Ko, 22, no relation to Lydia Ko, first burst on to the international spotlight with her run into contention at the Ricoh Women’s British Open at Turnberry two years ago. She led there through 54 holes, with Inbee Park overtaking her in the final round to win.

With 10 KLPGA Tour titles, three in each of the last two seasons, Ko has risen to No. 19 in the Rolex Women’s World Rankings.

Ko told GolfChannel.com Sunday afternoon that she was struggling over the decision, with a Monday deadline looming.

“It’s a difficult decision to leave home,” Ko said after the final round of the CME Group Tour Championship in Naples, when she was still undecided. “The travelling far away, on my own, the loneliness, that’s what is difficult.”

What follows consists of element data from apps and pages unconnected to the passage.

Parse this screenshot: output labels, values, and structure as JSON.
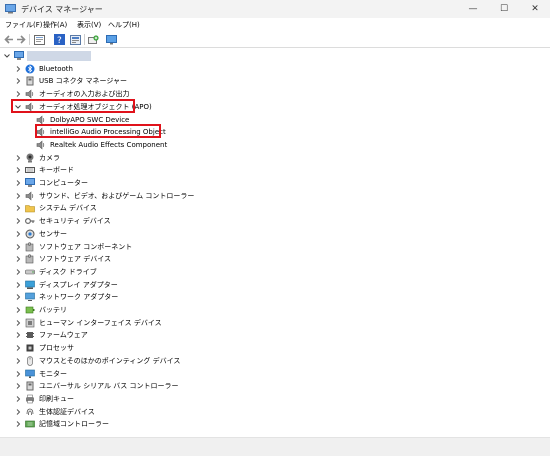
{
  "window": {
    "title": "デバイス マネージャー",
    "minimize": "—",
    "maximize": "☐",
    "close": "✕"
  },
  "menu": [
    "ファイル(F)",
    "操作(A)",
    "表示(V)",
    "ヘルプ(H)"
  ],
  "toolbar": [
    "back-icon",
    "forward-icon",
    "properties-icon",
    "help-icon",
    "update-driver-icon",
    "scan-hardware-icon",
    "monitor-icon"
  ],
  "root": {
    "label": "",
    "icon": "computer-icon",
    "expanded": true
  },
  "tree": [
    {
      "label": "Bluetooth",
      "icon": "bluetooth-icon",
      "expanded": false
    },
    {
      "label": "USB コネクタ マネージャー",
      "icon": "usb-icon",
      "expanded": false
    },
    {
      "label": "オーディオの入力および出力",
      "icon": "speaker-icon",
      "expanded": false
    },
    {
      "label": "オーディオ処理オブジェクト (APO)",
      "icon": "speaker-icon",
      "expanded": true,
      "highlighted": true,
      "children": [
        {
          "label": "DolbyAPO SWC Device",
          "icon": "speaker-icon"
        },
        {
          "label": "intelliGo Audio Processing Object",
          "icon": "speaker-icon",
          "highlighted": true
        },
        {
          "label": "Realtek Audio Effects Component",
          "icon": "speaker-icon"
        }
      ]
    },
    {
      "label": "カメラ",
      "icon": "camera-icon",
      "expanded": false
    },
    {
      "label": "キーボード",
      "icon": "keyboard-icon",
      "expanded": false
    },
    {
      "label": "コンピューター",
      "icon": "computer-icon",
      "expanded": false
    },
    {
      "label": "サウンド、ビデオ、およびゲーム コントローラー",
      "icon": "speaker-icon",
      "expanded": false
    },
    {
      "label": "システム デバイス",
      "icon": "folder-icon",
      "expanded": false
    },
    {
      "label": "セキュリティ デバイス",
      "icon": "key-icon",
      "expanded": false
    },
    {
      "label": "センサー",
      "icon": "sensor-icon",
      "expanded": false
    },
    {
      "label": "ソフトウェア コンポーネント",
      "icon": "puzzle-icon",
      "expanded": false
    },
    {
      "label": "ソフトウェア デバイス",
      "icon": "puzzle-icon",
      "expanded": false
    },
    {
      "label": "ディスク ドライブ",
      "icon": "disk-icon",
      "expanded": false
    },
    {
      "label": "ディスプレイ アダプター",
      "icon": "display-icon",
      "expanded": false
    },
    {
      "label": "ネットワーク アダプター",
      "icon": "network-icon",
      "expanded": false
    },
    {
      "label": "バッテリ",
      "icon": "battery-icon",
      "expanded": false
    },
    {
      "label": "ヒューマン インターフェイス デバイス",
      "icon": "hid-icon",
      "expanded": false
    },
    {
      "label": "ファームウェア",
      "icon": "chip-icon",
      "expanded": false
    },
    {
      "label": "プロセッサ",
      "icon": "processor-icon",
      "expanded": false
    },
    {
      "label": "マウスとそのほかのポインティング デバイス",
      "icon": "mouse-icon",
      "expanded": false
    },
    {
      "label": "モニター",
      "icon": "monitor-icon",
      "expanded": false
    },
    {
      "label": "ユニバーサル シリアル バス コントローラー",
      "icon": "usb-icon",
      "expanded": false
    },
    {
      "label": "印刷キュー",
      "icon": "printer-icon",
      "expanded": false
    },
    {
      "label": "生体認証デバイス",
      "icon": "fingerprint-icon",
      "expanded": false
    },
    {
      "label": "記憶域コントローラー",
      "icon": "storage-icon",
      "expanded": false
    }
  ],
  "colors": {
    "highlight": "#e0121b",
    "accent": "#1e6fd9"
  }
}
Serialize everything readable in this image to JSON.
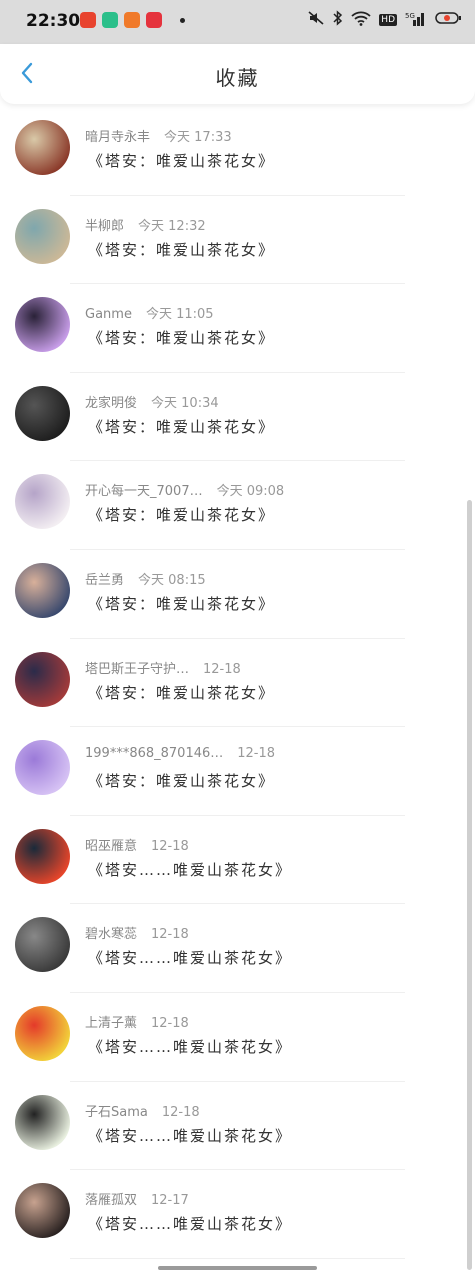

Ko will be the favorite to win the LPGA’s Louise Suggs Rolex Rookie of the Year Award next year. South Koreans have won that award the last three years. Sung Hyun Park won it this year, In Gee Chun last year and Sei Young Kim in 2015. South Korean-born players have won the last four, with New Zealand’s Lydia Ko winning it in 2014. Ko was born in South Korea and moved to New Zealand when she was 6.

Ko released this statement through the LPGA on Wednesday: 

"It has been my dream since I was young to play on the LPGA Tour and I look forward to testing myself against the best players on a worldwide stage. I know it is going to be tough but making a first win as an LPGA member and winning the Rolex Rookie of the Year award would be two of the biggest goals I would like to achieve next year."